____ Material for this exercise
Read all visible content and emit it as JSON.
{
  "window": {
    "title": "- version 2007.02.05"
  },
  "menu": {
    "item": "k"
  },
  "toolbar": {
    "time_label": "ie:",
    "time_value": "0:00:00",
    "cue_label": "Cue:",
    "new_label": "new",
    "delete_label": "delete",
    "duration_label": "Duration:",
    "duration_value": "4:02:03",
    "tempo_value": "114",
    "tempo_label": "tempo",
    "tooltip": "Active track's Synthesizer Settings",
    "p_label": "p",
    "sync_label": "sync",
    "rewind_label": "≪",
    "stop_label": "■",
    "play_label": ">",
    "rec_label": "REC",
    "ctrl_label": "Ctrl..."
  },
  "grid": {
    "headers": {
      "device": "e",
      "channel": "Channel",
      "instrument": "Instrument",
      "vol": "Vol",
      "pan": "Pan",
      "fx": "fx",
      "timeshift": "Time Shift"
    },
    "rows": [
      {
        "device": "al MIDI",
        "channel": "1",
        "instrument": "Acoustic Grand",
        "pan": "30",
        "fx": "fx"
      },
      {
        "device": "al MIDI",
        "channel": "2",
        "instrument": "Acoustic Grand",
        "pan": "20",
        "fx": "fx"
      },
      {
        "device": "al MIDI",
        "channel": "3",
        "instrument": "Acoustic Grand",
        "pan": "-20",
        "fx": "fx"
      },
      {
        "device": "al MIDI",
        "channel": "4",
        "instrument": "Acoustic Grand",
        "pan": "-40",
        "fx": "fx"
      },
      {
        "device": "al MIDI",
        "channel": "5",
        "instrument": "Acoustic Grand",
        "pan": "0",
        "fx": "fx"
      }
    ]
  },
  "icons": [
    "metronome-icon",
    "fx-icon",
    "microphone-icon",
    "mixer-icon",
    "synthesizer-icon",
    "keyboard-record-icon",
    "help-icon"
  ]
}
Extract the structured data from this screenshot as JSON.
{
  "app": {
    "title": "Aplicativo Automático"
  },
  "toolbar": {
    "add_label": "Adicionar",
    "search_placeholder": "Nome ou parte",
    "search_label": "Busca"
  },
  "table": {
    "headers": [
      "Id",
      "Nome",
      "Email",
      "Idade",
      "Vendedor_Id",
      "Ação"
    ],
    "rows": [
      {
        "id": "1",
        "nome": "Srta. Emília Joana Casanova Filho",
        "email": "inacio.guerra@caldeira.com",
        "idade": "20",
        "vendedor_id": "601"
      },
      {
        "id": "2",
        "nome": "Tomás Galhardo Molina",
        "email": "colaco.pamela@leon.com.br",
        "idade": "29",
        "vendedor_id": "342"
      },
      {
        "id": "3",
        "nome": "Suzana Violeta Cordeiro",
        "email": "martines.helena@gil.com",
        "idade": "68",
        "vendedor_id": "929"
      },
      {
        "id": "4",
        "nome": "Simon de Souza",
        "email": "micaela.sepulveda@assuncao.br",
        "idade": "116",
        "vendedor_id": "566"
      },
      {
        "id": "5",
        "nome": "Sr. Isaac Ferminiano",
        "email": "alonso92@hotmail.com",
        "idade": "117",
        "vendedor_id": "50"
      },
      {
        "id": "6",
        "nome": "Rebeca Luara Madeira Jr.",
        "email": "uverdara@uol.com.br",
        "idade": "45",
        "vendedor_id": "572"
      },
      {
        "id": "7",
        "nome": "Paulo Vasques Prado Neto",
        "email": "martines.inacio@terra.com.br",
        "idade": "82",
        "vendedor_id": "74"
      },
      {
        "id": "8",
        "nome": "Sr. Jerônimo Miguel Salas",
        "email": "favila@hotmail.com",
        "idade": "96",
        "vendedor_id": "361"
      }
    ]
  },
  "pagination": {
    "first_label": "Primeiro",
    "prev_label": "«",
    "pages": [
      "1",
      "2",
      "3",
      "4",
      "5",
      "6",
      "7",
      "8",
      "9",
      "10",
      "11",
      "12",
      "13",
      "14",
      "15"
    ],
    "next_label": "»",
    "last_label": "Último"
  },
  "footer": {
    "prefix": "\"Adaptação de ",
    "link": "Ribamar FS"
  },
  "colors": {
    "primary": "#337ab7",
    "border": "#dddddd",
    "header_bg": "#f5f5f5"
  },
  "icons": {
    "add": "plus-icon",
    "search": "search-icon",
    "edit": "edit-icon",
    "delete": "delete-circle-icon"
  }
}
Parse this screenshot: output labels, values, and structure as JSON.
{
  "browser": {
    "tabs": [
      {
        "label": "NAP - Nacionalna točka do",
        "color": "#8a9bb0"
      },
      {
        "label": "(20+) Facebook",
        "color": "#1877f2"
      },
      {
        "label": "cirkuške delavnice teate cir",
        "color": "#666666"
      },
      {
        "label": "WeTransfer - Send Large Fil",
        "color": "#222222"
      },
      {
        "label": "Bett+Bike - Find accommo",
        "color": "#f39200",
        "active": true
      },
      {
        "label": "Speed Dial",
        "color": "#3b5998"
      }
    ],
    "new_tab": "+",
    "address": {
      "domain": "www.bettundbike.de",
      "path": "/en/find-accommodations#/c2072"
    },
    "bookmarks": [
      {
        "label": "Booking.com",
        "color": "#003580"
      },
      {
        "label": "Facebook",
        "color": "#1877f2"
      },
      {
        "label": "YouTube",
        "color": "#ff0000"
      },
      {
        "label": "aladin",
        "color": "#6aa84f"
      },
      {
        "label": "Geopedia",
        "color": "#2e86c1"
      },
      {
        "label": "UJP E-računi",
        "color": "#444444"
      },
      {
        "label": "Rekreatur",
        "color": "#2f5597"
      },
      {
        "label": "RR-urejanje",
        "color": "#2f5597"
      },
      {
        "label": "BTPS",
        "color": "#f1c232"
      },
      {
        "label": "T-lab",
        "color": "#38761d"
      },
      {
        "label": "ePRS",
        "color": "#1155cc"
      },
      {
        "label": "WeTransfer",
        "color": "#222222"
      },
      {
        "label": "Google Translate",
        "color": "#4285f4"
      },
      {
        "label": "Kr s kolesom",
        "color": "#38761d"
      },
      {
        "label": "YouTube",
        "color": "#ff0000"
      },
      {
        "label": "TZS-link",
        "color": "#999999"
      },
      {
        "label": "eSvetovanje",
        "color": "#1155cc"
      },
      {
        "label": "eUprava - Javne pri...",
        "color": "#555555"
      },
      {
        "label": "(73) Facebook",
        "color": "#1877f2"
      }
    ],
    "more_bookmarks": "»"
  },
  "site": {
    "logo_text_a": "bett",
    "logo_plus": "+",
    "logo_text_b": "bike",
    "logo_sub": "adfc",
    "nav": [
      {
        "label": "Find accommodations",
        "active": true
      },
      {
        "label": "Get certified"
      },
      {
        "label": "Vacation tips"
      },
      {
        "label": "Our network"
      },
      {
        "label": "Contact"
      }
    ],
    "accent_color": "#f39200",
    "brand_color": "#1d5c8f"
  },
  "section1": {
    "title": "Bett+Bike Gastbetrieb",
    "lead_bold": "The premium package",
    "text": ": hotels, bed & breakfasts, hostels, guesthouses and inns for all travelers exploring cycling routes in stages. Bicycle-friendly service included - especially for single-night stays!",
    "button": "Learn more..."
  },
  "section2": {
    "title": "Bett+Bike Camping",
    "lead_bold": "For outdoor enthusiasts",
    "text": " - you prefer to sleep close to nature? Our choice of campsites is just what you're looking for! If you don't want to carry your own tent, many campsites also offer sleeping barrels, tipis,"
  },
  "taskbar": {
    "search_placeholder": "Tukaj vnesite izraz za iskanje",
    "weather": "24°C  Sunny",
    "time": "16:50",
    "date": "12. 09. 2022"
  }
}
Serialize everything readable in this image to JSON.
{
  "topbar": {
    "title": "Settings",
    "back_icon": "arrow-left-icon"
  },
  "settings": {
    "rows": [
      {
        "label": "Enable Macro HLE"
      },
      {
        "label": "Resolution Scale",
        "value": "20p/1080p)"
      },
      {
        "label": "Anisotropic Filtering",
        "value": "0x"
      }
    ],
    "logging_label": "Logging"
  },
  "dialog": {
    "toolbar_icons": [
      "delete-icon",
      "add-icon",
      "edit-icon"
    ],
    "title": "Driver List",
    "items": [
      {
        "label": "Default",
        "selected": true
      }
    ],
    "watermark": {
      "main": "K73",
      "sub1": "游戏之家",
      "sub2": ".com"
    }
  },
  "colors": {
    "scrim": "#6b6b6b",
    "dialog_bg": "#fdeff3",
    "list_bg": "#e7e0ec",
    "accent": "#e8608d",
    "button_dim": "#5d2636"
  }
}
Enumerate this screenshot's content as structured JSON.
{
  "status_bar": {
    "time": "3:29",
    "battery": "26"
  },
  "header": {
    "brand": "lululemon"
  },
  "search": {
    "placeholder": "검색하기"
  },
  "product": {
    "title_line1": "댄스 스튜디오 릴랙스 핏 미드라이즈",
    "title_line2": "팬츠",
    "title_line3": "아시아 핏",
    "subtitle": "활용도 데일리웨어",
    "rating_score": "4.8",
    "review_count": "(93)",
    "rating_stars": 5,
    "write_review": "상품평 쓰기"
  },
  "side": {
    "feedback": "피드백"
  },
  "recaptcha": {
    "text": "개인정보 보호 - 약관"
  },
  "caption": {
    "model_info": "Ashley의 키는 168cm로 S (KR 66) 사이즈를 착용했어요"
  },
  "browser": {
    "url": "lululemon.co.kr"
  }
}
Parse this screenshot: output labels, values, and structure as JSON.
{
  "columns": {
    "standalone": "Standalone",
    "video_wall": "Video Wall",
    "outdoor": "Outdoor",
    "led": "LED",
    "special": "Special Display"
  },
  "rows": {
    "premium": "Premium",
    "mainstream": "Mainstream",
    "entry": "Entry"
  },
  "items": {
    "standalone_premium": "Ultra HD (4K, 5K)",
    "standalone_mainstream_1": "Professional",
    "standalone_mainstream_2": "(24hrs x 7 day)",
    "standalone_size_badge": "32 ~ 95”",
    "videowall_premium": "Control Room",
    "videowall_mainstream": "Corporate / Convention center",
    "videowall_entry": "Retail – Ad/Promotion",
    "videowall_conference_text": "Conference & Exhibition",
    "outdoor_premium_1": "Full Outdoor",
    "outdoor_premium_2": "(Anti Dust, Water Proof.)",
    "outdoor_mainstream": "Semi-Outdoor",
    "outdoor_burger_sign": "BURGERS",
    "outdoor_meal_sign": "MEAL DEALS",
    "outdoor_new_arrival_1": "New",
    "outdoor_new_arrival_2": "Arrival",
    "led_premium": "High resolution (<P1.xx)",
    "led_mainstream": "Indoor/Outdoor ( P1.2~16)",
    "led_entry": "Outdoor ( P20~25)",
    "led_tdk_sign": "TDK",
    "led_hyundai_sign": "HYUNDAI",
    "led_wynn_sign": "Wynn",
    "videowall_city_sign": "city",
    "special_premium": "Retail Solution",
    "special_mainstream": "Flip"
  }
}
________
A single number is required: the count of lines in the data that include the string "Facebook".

3